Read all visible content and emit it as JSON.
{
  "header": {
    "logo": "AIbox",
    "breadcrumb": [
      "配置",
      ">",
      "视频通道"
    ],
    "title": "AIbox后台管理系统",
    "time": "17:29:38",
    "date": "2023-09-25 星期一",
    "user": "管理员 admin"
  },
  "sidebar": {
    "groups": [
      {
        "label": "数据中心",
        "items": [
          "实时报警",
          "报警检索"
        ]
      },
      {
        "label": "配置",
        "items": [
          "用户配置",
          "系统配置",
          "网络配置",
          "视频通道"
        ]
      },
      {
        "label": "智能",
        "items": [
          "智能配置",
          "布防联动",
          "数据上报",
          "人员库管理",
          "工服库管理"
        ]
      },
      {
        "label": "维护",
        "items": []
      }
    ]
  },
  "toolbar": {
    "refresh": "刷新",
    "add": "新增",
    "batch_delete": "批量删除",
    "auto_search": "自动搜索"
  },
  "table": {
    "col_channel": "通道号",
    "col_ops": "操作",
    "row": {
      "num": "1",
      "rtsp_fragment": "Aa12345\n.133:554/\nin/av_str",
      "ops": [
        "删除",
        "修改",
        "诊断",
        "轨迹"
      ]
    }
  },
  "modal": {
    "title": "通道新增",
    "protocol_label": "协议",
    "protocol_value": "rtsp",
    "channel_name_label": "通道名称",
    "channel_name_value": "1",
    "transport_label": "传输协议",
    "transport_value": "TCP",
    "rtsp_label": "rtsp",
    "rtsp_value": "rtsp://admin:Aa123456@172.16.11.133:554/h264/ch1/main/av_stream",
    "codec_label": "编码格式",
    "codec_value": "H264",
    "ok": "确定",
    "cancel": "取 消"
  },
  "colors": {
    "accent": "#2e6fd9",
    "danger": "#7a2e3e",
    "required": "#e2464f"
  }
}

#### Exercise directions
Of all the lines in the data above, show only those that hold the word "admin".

#### Exercise solution
    "user": "管理员 admin"
    "rtsp_value": "rtsp://admin:Aa123456@172.16.11.133:554/h264/ch1/main/av_stream",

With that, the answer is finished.